The ISMP says, “For the most recent quarter, aspirin was the primary suspect drug in 2,134 reported cases, including 169 patient deaths and 1,137 gastrointestinal hemorrhages. In another ranking of the new quarter of data, aspirin accounted for more serious injuries to U.S. patients 75 years and older than any other therapeutic drug.”

Given the long record of safe aspirin use, the ISMP researchers doubted that this sharp increase in aspirin adverse event reports was simply an anomaly. When they looked into these data further, they realized that in 87.4% of the adverse event reports cited aspirin internal bleeding, they wondered how many of these patients were also taking a drug known to increase internal bleeding risks, such as an anticoagulant. Previous research has suggested that using a drug like Xarelto with aspirin may increase the risk of internal bleeding by as much as 15%.

Aspirin, while known by many consumers as a pain medication, is actually also a blood thinner. The American Heart Association explains how a low daily dose of aspirin may help to prevent blood clots that may lead to heart attack or stroke:

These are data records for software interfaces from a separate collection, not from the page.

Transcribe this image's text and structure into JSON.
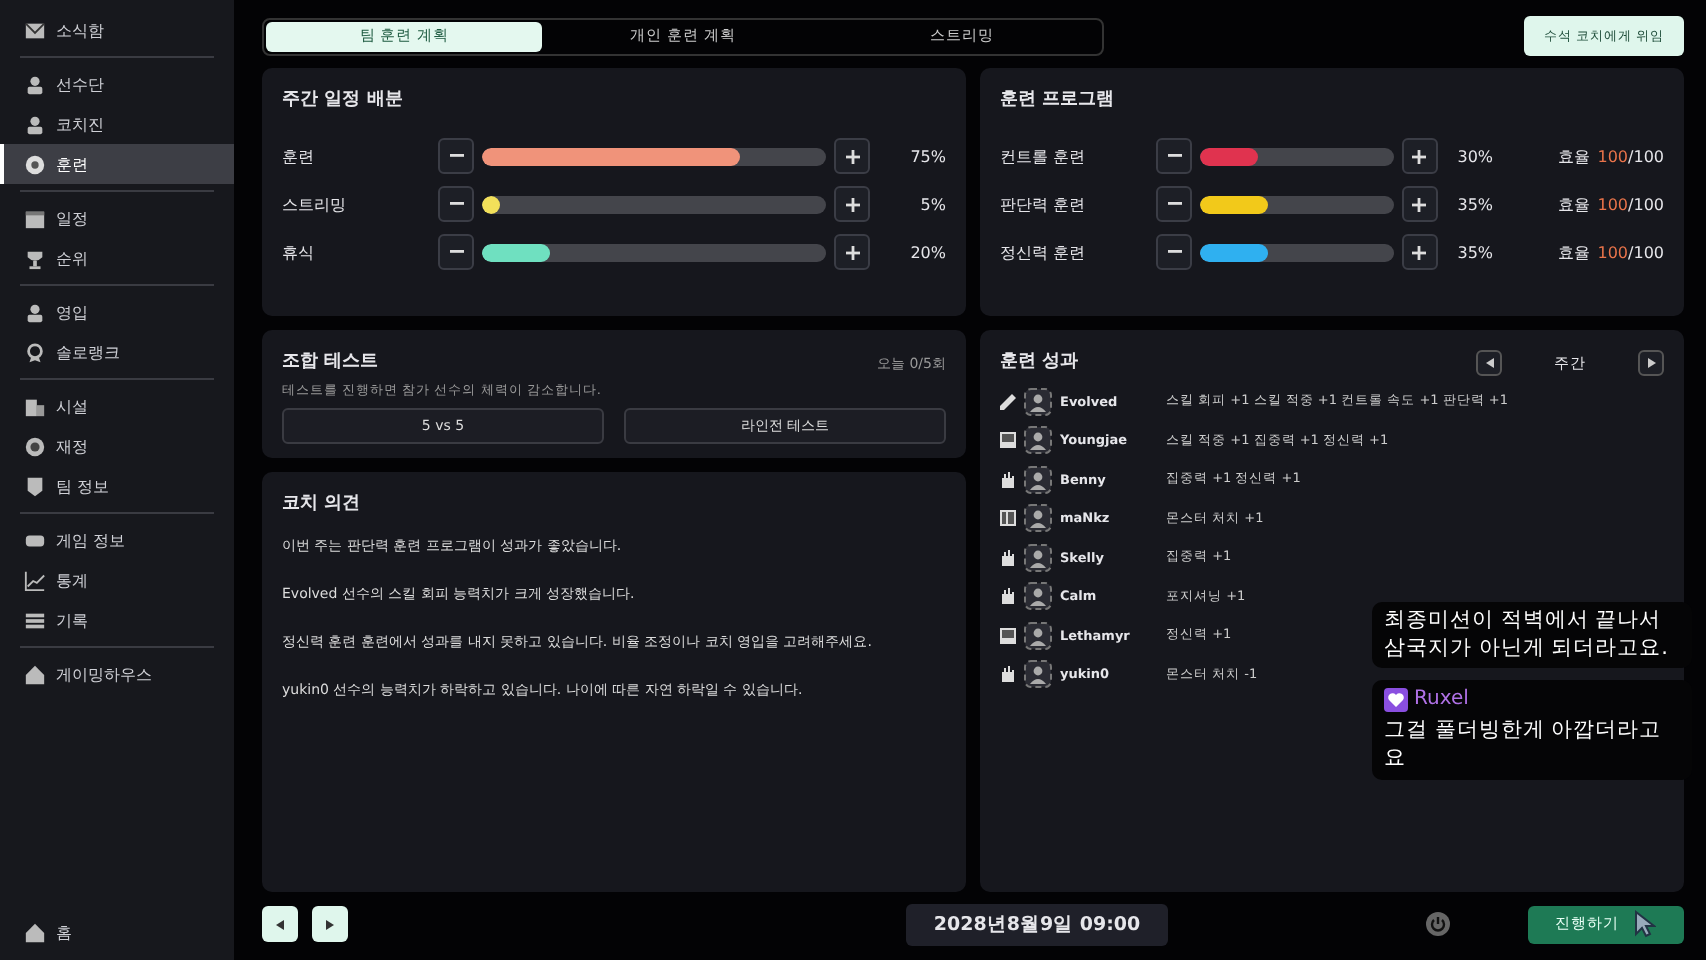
{
  "sidebar": {
    "groups": [
      [
        {
          "label": "소식함",
          "selected": false
        }
      ],
      [
        {
          "label": "선수단",
          "selected": false
        },
        {
          "label": "코치진",
          "selected": false
        },
        {
          "label": "훈련",
          "selected": true
        }
      ],
      [
        {
          "label": "일정",
          "selected": false
        },
        {
          "label": "순위",
          "selected": false
        }
      ],
      [
        {
          "label": "영입",
          "selected": false
        },
        {
          "label": "솔로랭크",
          "selected": false
        }
      ],
      [
        {
          "label": "시설",
          "selected": false
        },
        {
          "label": "재정",
          "selected": false
        },
        {
          "label": "팀 정보",
          "selected": false
        }
      ],
      [
        {
          "label": "게임 정보",
          "selected": false
        },
        {
          "label": "통계",
          "selected": false
        },
        {
          "label": "기록",
          "selected": false
        }
      ],
      [
        {
          "label": "게이밍하우스",
          "selected": false
        }
      ]
    ],
    "home": "홈"
  },
  "tabs": [
    {
      "label": "팀 훈련 계획",
      "selected": true
    },
    {
      "label": "개인 훈련 계획",
      "selected": false
    },
    {
      "label": "스트리밍",
      "selected": false
    }
  ],
  "delegate_button": "수석 코치에게 위임",
  "schedule": {
    "title": "주간 일정 배분",
    "rows": [
      {
        "label": "훈련",
        "level": 0.75,
        "reading": "75%",
        "color": "#f0937a"
      },
      {
        "label": "스트리밍",
        "level": 0.05,
        "reading": "5%",
        "color": "#f2e05a"
      },
      {
        "label": "휴식",
        "level": 0.2,
        "reading": "20%",
        "color": "#6fe0c0"
      }
    ]
  },
  "program": {
    "title": "훈련 프로그램",
    "rows": [
      {
        "label": "컨트롤 훈련",
        "level": 0.3,
        "reading": "30%",
        "color": "#e0334f",
        "efficiency_label": "효율",
        "efficiency_value": "100",
        "efficiency_max": "/100"
      },
      {
        "label": "판단력 훈련",
        "level": 0.35,
        "reading": "35%",
        "color": "#f2c91a",
        "efficiency_label": "효율",
        "efficiency_value": "100",
        "efficiency_max": "/100"
      },
      {
        "label": "정신력 훈련",
        "level": 0.35,
        "reading": "35%",
        "color": "#2fb0f0",
        "efficiency_label": "효율",
        "efficiency_value": "100",
        "efficiency_max": "/100"
      }
    ]
  },
  "combo_test": {
    "title": "조합 테스트",
    "count": "오늘 0/5회",
    "description": "테스트를 진행하면 참가 선수의 체력이 감소합니다.",
    "buttons": [
      "5 vs 5",
      "라인전 테스트"
    ]
  },
  "results": {
    "title": "훈련 성과",
    "period": "주간",
    "rows": [
      {
        "name": "Evolved",
        "gains": "스킬 회피 +1  스킬 적중 +1  컨트롤 속도 +1  판단력 +1"
      },
      {
        "name": "Youngjae",
        "gains": "스킬 적중 +1  집중력 +1  정신력 +1"
      },
      {
        "name": "Benny",
        "gains": "집중력 +1  정신력 +1"
      },
      {
        "name": "maNkz",
        "gains": "몬스터 처치 +1"
      },
      {
        "name": "Skelly",
        "gains": "집중력 +1"
      },
      {
        "name": "Calm",
        "gains": "포지셔닝 +1"
      },
      {
        "name": "Lethamyr",
        "gains": "정신력 +1"
      },
      {
        "name": "yukin0",
        "gains": "몬스터 처치 -1"
      }
    ]
  },
  "coach": {
    "title": "코치 의견",
    "notes": [
      "이번 주는 판단력 훈련 프로그램이 성과가 좋았습니다.",
      "Evolved 선수의 스킬 회피 능력치가 크게 성장했습니다.",
      "정신력 훈련 훈련에서 성과를 내지 못하고 있습니다. 비율 조정이나 코치 영입을 고려해주세요.",
      "yukin0 선수의 능력치가 하락하고 있습니다. 나이에 따른 자연 하락일 수 있습니다."
    ]
  },
  "footer": {
    "date": "2028년8월9일 09:00",
    "proceed_button": "진행하기"
  },
  "chat": [
    {
      "text": "최종미션이 적벽에서 끝나서 삼국지가 아닌게 되더라고요."
    },
    {
      "user": "Ruxel",
      "text": "그걸 풀더빙한게 아깝더라고요"
    }
  ]
}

Most heart attacks and strokes occur when the blood supply to a part of your heart muscle or brain is blocked. This usually starts with atherosclerosis, a process in which deposits of fatty substances, cholesterol, cellular waste products, calcium and other substances build up in the inner lining of an artery. This buildup is called plaque.

Plaque usually affects large and medium-sized arteries. Plaques can grow large enough to significantly reduce the blood’s flow through an artery. But most of the damage occurs when a plaque becomes fragile and ruptures. Plaques that rupture cause blood clots to form that can block blood flow or break off and travel to another part of the body. This is called an embolism.

  • If a blood clot blocks a blood vessel that feeds the heart, it causes a heart attack.
  • If a blood clot blocks a blood vessel that feeds the brain, it causes a stroke.

Aspirin helps prevent blood clots from forming and helps prevent heart attack and stroke.

Just as aspirin may prevent the formation of blood clots that cause heart attack and stroke, so do anticoagulant medications like Xarelto, Eliquis, Pradaxa, and warfarin. These drugs work on a different part of the clotting continuum than aspirin does, so it may be appropriate for some patients to combine these therapies. However, it is not recommended that any patient at risk for a heart attack embark on a medication regime without first discussing it with a trusted doctor, since combining blood thinners with a drug like aspirin, thought by many to be benign, can have serious or even fatal consequences.

Since the newer generation of blood thinners called Factor Xa inhibitors was introduced, these medications have been viewed by many patients as a more convenient and safer alternative to warfarin, in part because they believed the risk of internal bleeding was lower with the newer drugs. Now, however, a rapidly growing number of individuals are filing Xarelto and Eliquis lawsuits based on claims that they were not sufficiently warned of the risk of internal bleeding associated with these drugs or of the lack of a reversal agent to stop bleeding.

If you or someone you love has suffered internal bleeding while taking a drug like Xarelto, you could be entitled to compensation based on allegations that drug makers neglected to provide proper warning of risks. To learn more, please contact our attorneys to schedule a free Xarelto lawsuit consultation.